Bottom line, Shooters Symposium 2019 was awesome. It’s an excellent place to experience a bunch of different instructors and get a small view of what they bring to the table for future training. Think of it like a buffet… taste a little of this and a little of that and figure out what you want to go back and fill your plate with.
Me personally, I really want another class with Dan Brooks of Lead Faucet Tactical (I trained under him last year but couldn’t fit it into the schedule this year, same goes for my friend Steve Fisher of Sentinel Concepts.). Word on the street is they are adding another instructor for next year, I’ve got my fingers crossed for either my buddy Matt Jacques from Victory First for a carbine class or Mr. Chase Jenkins for his Injured Shooter. One of the best things about Shooters Symposium is that it really is a variety pack with something for everyone. You can be Joe Citizen, Larry the LEO or Mr. Mike Military… Shooters Symposium has something to offer all. Heck, I’m only 15 and still trying to reach a seat at the table and yet Shooters Symposium has plenty to offer me.
The days were slammed with learning and shooting, the nights with good food, good friends, and long hours of laughter.
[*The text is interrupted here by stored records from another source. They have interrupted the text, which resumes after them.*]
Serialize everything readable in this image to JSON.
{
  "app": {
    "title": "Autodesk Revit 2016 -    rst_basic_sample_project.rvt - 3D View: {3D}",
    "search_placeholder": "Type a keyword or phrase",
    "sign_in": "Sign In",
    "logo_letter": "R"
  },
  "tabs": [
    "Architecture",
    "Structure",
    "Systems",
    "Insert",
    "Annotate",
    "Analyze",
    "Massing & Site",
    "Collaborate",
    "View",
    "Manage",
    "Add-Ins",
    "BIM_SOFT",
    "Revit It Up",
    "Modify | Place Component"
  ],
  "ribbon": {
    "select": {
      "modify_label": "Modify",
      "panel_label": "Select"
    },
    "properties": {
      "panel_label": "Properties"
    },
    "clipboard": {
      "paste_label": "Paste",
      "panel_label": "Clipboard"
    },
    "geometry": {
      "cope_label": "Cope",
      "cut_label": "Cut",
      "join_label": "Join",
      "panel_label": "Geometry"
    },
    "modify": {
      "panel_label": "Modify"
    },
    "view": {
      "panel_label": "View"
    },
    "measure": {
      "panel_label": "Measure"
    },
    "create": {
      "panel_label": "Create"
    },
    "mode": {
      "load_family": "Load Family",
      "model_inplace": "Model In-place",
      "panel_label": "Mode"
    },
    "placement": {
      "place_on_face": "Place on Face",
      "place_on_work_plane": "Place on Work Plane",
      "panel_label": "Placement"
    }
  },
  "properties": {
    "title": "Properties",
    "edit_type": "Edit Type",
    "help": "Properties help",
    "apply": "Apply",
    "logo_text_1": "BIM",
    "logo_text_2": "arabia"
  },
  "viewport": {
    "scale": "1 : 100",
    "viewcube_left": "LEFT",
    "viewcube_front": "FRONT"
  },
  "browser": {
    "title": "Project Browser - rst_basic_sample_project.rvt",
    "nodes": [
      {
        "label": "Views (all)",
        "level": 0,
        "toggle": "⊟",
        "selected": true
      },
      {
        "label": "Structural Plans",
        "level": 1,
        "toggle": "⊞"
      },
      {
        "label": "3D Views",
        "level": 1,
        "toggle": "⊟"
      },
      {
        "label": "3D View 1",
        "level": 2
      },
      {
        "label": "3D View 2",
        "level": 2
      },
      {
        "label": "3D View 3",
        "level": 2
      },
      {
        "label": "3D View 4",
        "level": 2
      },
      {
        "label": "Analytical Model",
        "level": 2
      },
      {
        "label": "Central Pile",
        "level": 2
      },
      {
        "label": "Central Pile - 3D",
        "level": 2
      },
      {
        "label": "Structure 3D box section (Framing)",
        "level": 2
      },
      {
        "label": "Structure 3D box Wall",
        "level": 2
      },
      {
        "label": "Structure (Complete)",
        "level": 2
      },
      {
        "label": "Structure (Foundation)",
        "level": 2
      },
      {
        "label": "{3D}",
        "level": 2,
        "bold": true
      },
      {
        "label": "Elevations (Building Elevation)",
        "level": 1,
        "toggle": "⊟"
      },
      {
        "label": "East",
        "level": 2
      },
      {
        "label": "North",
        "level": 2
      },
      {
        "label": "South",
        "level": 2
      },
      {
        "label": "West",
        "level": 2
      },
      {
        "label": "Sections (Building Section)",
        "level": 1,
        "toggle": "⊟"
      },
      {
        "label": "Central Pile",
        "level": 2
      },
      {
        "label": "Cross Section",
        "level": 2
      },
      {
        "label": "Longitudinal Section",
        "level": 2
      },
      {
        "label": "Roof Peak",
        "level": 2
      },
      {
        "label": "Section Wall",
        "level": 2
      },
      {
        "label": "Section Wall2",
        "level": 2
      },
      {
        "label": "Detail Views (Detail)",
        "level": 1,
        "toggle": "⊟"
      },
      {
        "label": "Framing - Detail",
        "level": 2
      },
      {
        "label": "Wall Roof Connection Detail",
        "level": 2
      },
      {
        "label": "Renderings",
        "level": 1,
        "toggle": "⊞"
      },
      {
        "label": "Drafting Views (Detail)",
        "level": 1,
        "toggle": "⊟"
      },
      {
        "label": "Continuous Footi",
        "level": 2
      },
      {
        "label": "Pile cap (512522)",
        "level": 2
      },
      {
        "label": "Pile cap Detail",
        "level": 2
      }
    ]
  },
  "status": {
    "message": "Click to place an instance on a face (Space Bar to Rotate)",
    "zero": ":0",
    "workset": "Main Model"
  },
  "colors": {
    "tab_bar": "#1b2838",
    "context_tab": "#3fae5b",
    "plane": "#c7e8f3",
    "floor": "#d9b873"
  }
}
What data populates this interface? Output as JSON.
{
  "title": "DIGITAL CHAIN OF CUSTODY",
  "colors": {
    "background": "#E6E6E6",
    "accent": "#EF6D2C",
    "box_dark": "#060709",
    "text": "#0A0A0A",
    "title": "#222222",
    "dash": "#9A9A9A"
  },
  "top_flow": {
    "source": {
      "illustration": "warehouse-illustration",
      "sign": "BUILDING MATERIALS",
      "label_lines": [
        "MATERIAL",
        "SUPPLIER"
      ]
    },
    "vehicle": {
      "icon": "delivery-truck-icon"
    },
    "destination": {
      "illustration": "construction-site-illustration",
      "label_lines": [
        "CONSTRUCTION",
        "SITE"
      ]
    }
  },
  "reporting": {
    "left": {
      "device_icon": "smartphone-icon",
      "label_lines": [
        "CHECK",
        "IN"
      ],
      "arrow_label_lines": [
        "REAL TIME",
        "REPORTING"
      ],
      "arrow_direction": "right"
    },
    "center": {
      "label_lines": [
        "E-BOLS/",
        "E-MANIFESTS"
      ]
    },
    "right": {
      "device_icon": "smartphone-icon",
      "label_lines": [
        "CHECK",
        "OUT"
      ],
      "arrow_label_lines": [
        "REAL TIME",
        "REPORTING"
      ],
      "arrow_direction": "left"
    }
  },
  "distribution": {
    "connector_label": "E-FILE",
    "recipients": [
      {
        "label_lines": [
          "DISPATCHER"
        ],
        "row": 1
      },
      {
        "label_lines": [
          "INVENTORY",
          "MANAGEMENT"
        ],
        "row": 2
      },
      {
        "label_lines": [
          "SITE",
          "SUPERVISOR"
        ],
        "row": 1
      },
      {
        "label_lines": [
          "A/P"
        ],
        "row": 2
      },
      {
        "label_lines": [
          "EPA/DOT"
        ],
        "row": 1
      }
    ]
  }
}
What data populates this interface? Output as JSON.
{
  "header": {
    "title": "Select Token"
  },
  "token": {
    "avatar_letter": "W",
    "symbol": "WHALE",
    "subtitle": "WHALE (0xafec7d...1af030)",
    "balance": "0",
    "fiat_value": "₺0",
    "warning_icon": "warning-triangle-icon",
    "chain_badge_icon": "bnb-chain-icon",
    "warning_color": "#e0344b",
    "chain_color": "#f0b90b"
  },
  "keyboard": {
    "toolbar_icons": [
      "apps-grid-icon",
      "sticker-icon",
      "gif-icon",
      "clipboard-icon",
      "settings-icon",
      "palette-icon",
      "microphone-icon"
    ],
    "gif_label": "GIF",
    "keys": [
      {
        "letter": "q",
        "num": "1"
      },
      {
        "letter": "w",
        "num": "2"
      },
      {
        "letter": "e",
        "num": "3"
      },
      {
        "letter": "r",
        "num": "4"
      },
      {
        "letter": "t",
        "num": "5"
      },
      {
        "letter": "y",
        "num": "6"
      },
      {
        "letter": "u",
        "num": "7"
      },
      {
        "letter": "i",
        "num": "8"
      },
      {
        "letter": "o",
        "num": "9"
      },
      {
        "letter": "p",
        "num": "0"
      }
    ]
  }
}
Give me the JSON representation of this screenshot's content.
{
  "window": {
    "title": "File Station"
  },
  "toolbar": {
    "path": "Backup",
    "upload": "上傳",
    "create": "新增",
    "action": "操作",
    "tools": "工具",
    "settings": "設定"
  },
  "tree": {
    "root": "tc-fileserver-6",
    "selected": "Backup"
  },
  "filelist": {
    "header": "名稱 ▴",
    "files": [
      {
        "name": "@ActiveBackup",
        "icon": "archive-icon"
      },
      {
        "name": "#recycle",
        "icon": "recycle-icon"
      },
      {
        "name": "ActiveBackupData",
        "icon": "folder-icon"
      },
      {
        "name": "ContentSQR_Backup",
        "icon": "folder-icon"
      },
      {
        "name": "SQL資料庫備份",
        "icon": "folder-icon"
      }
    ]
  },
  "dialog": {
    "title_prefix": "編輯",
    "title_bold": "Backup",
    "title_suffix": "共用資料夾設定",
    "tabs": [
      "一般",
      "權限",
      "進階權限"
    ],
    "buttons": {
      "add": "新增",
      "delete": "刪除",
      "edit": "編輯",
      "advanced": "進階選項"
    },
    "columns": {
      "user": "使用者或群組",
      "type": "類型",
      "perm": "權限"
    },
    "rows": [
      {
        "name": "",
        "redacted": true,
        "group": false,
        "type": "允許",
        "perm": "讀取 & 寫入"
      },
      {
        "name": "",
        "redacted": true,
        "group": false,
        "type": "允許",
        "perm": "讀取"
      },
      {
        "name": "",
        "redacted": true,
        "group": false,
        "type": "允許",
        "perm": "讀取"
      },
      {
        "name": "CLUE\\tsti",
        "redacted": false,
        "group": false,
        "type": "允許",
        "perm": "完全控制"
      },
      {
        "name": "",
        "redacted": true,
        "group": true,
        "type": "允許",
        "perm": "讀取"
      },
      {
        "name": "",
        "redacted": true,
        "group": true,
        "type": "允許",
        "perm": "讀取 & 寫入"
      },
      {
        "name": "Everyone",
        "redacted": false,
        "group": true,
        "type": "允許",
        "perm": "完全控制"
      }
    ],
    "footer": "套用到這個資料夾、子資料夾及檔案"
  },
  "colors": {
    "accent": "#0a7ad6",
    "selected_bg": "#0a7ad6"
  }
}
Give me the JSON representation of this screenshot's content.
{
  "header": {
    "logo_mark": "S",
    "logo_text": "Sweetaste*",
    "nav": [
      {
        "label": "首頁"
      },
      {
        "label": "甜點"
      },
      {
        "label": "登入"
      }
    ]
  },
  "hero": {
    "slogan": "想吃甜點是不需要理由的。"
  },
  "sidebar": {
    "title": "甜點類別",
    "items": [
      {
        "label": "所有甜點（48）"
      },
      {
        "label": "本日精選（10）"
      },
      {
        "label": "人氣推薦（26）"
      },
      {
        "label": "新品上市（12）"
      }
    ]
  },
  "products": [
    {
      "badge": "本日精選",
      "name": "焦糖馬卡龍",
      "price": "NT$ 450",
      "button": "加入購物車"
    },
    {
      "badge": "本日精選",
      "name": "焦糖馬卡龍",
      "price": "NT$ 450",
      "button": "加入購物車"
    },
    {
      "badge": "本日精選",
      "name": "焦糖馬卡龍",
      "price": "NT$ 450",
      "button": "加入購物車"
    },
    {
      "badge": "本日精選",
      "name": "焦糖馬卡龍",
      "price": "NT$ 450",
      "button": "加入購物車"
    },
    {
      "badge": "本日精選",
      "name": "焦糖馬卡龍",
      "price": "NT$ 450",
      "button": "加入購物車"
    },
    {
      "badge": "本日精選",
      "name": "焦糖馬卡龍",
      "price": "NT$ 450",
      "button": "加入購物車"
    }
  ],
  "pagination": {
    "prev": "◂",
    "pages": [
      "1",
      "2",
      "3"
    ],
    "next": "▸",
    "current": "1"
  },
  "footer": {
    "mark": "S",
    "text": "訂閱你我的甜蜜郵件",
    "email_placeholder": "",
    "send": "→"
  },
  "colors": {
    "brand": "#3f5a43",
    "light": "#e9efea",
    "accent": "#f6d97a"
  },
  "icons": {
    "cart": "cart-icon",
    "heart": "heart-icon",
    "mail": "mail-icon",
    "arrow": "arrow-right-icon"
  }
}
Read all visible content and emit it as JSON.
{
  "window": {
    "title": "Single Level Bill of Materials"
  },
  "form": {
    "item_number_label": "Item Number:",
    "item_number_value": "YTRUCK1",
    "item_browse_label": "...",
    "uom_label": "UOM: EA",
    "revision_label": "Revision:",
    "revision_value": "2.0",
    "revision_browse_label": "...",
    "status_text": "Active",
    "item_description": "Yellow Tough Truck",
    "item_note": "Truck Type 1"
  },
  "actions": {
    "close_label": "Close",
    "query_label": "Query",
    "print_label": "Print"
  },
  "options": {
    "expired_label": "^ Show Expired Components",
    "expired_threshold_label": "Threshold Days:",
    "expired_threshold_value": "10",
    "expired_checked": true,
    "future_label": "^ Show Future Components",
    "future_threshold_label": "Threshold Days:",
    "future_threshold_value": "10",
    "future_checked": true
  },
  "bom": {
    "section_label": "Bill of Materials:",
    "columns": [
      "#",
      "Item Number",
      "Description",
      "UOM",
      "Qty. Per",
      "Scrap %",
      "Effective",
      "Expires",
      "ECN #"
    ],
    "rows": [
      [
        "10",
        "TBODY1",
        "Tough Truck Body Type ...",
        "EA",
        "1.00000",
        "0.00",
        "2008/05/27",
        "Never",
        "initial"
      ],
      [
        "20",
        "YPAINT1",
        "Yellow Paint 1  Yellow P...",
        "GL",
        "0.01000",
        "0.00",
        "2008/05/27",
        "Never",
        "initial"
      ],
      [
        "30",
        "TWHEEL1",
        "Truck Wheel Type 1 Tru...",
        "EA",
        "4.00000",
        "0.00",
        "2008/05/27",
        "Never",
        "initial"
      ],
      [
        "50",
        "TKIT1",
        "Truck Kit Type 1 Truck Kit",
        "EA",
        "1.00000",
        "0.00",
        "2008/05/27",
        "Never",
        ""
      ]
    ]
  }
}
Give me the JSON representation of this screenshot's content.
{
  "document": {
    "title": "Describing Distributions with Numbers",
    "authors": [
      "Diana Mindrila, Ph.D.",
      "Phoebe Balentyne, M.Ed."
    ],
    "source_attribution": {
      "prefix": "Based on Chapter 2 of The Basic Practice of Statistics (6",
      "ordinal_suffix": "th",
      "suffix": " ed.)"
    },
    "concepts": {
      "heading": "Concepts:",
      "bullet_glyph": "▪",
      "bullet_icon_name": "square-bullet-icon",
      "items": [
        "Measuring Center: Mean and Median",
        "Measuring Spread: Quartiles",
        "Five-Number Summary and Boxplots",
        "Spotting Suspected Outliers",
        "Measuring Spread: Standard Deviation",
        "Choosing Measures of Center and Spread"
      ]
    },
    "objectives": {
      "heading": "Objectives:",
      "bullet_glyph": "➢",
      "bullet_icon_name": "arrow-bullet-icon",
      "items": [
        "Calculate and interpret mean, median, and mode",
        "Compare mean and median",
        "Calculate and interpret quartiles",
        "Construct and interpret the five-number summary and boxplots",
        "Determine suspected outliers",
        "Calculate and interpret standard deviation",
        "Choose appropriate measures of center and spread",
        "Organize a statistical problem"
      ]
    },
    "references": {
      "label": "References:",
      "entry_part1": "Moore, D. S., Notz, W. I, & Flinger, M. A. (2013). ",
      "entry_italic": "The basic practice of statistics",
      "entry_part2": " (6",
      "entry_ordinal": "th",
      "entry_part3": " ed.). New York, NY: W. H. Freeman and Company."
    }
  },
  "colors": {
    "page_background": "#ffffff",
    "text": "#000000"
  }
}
Being able to catch up with people from previous courses, Friends of Pat Rogers, SHOT Show, and the inaugural Shooters Symposium was all great.
Like I said before, the days started way too early, the nights ended way too late… but every minute of Shooter Symposium 2019 was a minute well spent.
A huge shout out and thanks for all your hard work to Matt and Rose Shockey, Mr. Trevor and the entire crew that helped put on Shooters Symposium 2019. The Ranch TX looked nothing like it did last year and is well on its way to becoming a premier shooting facility (Picture “Wow” then add about X50 “Damnnnnnn” and you’ll start to get the idea.)
Facilities were great, food was awesome, and the hospitality was killer.
Thank you to all the event sponsors: Surefire, BE Meyers, Big Tex Outdoors, Chambers Custom Pistols, UNITY Tactical, Sons of Liberty Gun Works, VIKTOS Gear, Magpul, PHLSTER, Lead Faucet Tactical, Walther Arms, Vortex Optics, STI Pistols, Saddle River Range, Troy, UTM Munitions, Down Range Thermal, Dark Star Gear, and Bliss Tactical.
Thank you to everyone who bought my T-shirt’s and Hoodies from BonFire. The sales from those are what helps me be able to attend events like this, I very much appreciate it. By the way, you all look amazing in your JaseWinner_ShootingSports gear…Amazing!
And last but certainly not least, thank you to my amazing Sponsors… this may not have been a competition but what I learned will no doubt help me become a better competitor and, more importantly, a better person: TUFF Products, Midwest Industries, Sentinel Concepts, Victory First, Primary and Secondary LLC, Dark Angel Medical, Overwatch Precision, GAT Marketing, Magpul Industries, Heathen Systems, Liberty Timbers LLC, 3Aces LLC, In Motion Targets, Pro Shot Products, Speedloaderz, AT Armor, and Taran Tactical Innovations. You all rock!
Now it’s back to school and time to start Drivers Ed… which means y’all may not want to hang out on Spokane streets and sidewalks for the next few months.